Though the U.S. Centers for Disease Control and Prevention declared the outbreak officially over in February 2016, Chipotle’s sales are still plummeting. Why? Because consumers are still speaking about the contamination event—which resulted in a total of 55 people in 11 states being infected with E. coli—and everything previously reported about the outbreak still lives online. In an era of social media, the history of the E. coli scandal will indefinitely loom over Chipotle, and it will be increasingly more difficult for food operators to overcome foodborne illness outbreaks.
For better or worse, social sharing has changed the game for disasters, crises and emergency response. Food and ag-related companies can take this opportunity to leverage the influence of social media to bolster their positive online presence before an incident occurs.
This can include activities including the following:

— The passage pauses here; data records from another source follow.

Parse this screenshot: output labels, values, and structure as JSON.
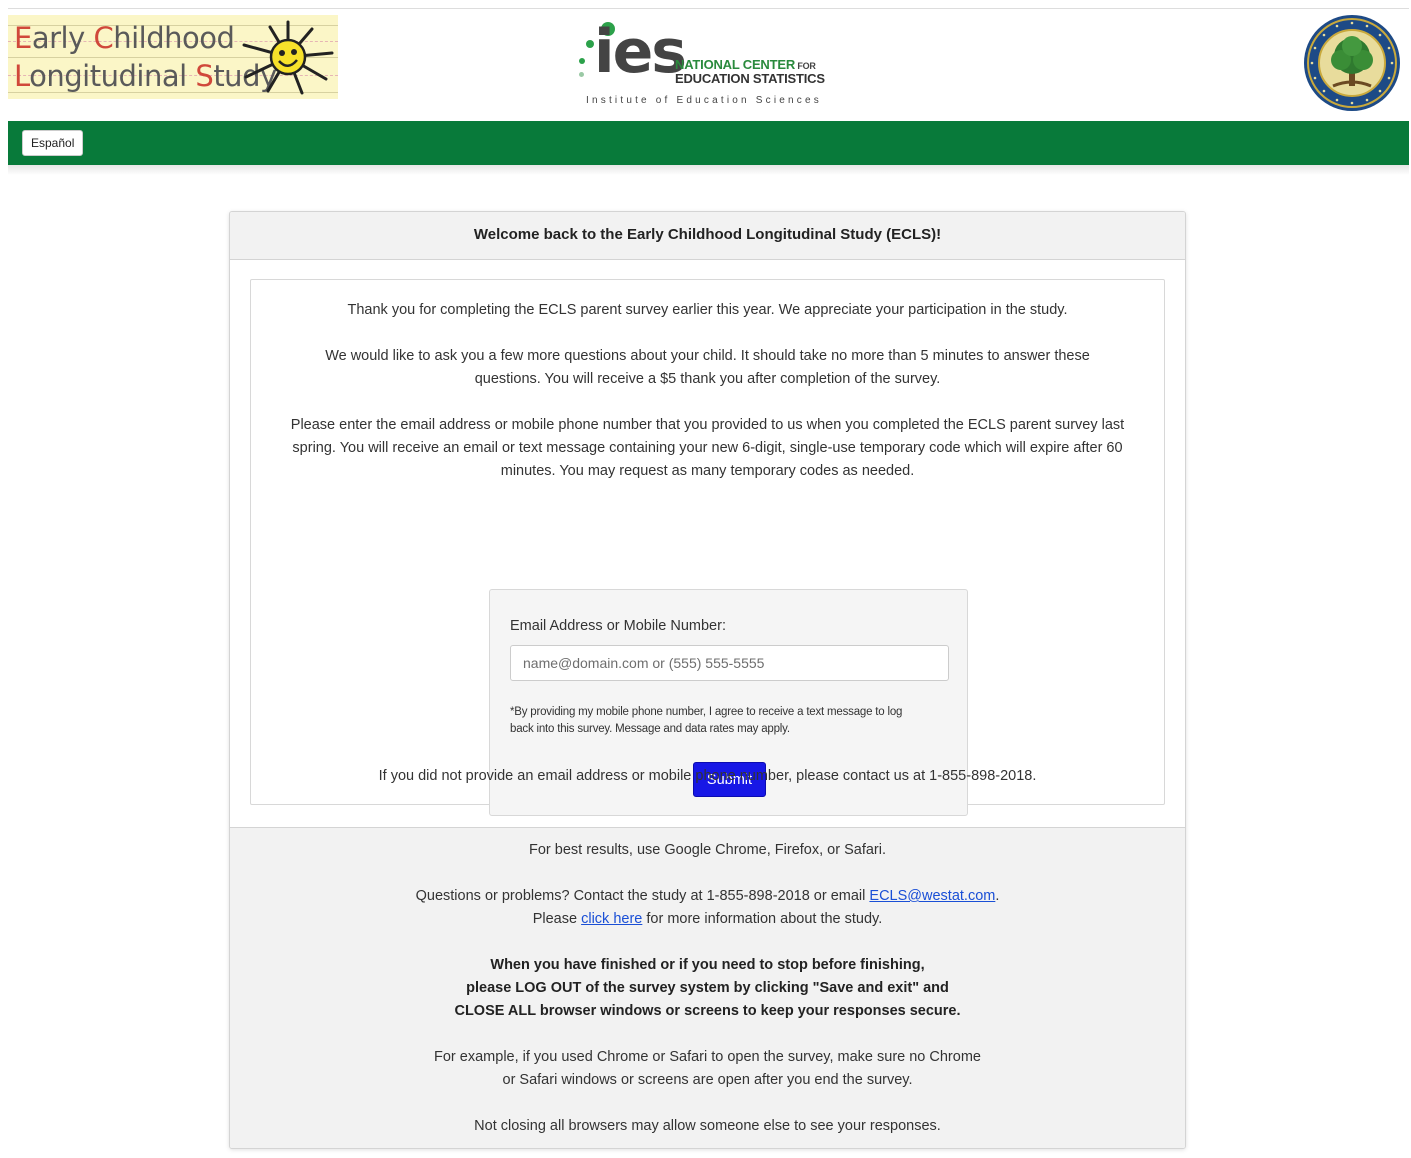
{
  "header": {
    "ecls_logo": {
      "line1_cap": "E",
      "line1_rest": "arly ",
      "line1_cap2": "C",
      "line1_rest2": "hildhood",
      "line2_cap": "L",
      "line2_rest": "ongitudinal ",
      "line2_cap2": "S",
      "line2_rest2": "tudy"
    },
    "ies_logo": {
      "letters": "ies",
      "nces_line1": "NATIONAL CENTER",
      "nces_for": " FOR",
      "nces_line2": "EDUCATION STATISTICS",
      "tagline": "Institute of Education Sciences"
    },
    "seal_icon": "department-of-education-seal-icon"
  },
  "nav": {
    "language_button": "Español",
    "color": "#087a3a"
  },
  "card": {
    "title": "Welcome back to the Early Childhood Longitudinal Study (ECLS)!",
    "paragraph1": "Thank you for completing the ECLS parent survey earlier this year. We appreciate your participation in the study.",
    "paragraph2_line1": "We would like to ask you a few more questions about your child. It should take no more than 5 minutes to answer these",
    "paragraph2_line2": "questions. You will receive a $5 thank you after completion of the survey.",
    "paragraph3_line1": "Please enter the email address or mobile phone number that you provided to us when you completed the ECLS parent survey last",
    "paragraph3_line2": "spring. You will receive an email or text message containing your new 6-digit, single-use temporary code which will expire after 60",
    "paragraph3_line3": "minutes. You may request as many temporary codes as needed.",
    "form": {
      "label": "Email Address or Mobile Number:",
      "value": "",
      "placeholder": "name@domain.com or (555) 555-5555",
      "disclaimer_line1": "*By providing my mobile phone number, I agree to receive a text message to log",
      "disclaimer_line2": "back into this survey. Message and data rates may apply.",
      "submit_label": "Submit",
      "submit_color": "#1717e6"
    },
    "contact_note": "If you did not provide an email address or mobile phone number, please contact us at 1-855-898-2018."
  },
  "footer": {
    "browsers": "For best results, use Google Chrome, Firefox, or Safari.",
    "questions_prefix": "Questions or problems? Contact the study at 1-855-898-2018 or email ",
    "email_link": "ECLS@westat.com",
    "questions_suffix": ".",
    "info_prefix": "Please ",
    "info_link": "click here",
    "info_suffix": " for more information about the study.",
    "bold_line1": "When you have finished or if you need to stop before finishing,",
    "bold_line2": "please LOG OUT of the survey system by clicking \"Save and exit\" and",
    "bold_line3": "CLOSE ALL browser windows or screens to keep your responses secure.",
    "example_line1": "For example, if you used Chrome or Safari to open the survey, make sure no Chrome",
    "example_line2": "or Safari windows or screens are open after you end the survey.",
    "warning": "Not closing all browsers may allow someone else to see your responses."
  }
}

• Sign Up: Make a company account on Facebook, Twitter, Instagram or Snapchat. Please keep in mind a company does not have to join all these sites. The target audience and company goals will dictate which social media platform is appropriate.
• Update Consistently: Post content regularly, including videos from the farm, photos of team members working and articles relating the ag industry. Having a social page that is outdated is just as bad as having no social media presence at all.
• Build a Following: Posting engaging content will help brands build a loyal fan base. These brand ambassadors will not only help promote your organization, but will be your key supporters when a disaster hits.
Additionally, in the case of a crisis, organizations can use social sites to help rebuild their brand. One such way would be to incorporate social media into risk and crisis planning.
Some tips on effectively integrating social media into the company’s crisis management plan are as follows:
• Identify all Possible Incidents: Food and ag-related companies should identify all potential events that can be harmful to the brand, as well as develop responses beforehand that can be posted when the crisis hits. Catastrophic events can include food contamination/poisoning/illness, a sudden death of an executive or a natural disaster that destroys a food production facility.
• Create a Team: Prior to a crisis, organizations should identify the person(s) who will be handling all social media communications. This person must be available 24/7 to respond to inquiries from the public and post continuous updates from the company about the event.
• Be Responsive: The social media crisis team should consistently monitor websites and answer any questions about the incident that may arise. The more responsive and transparent a company is about an incident, the easier it is to bounce back.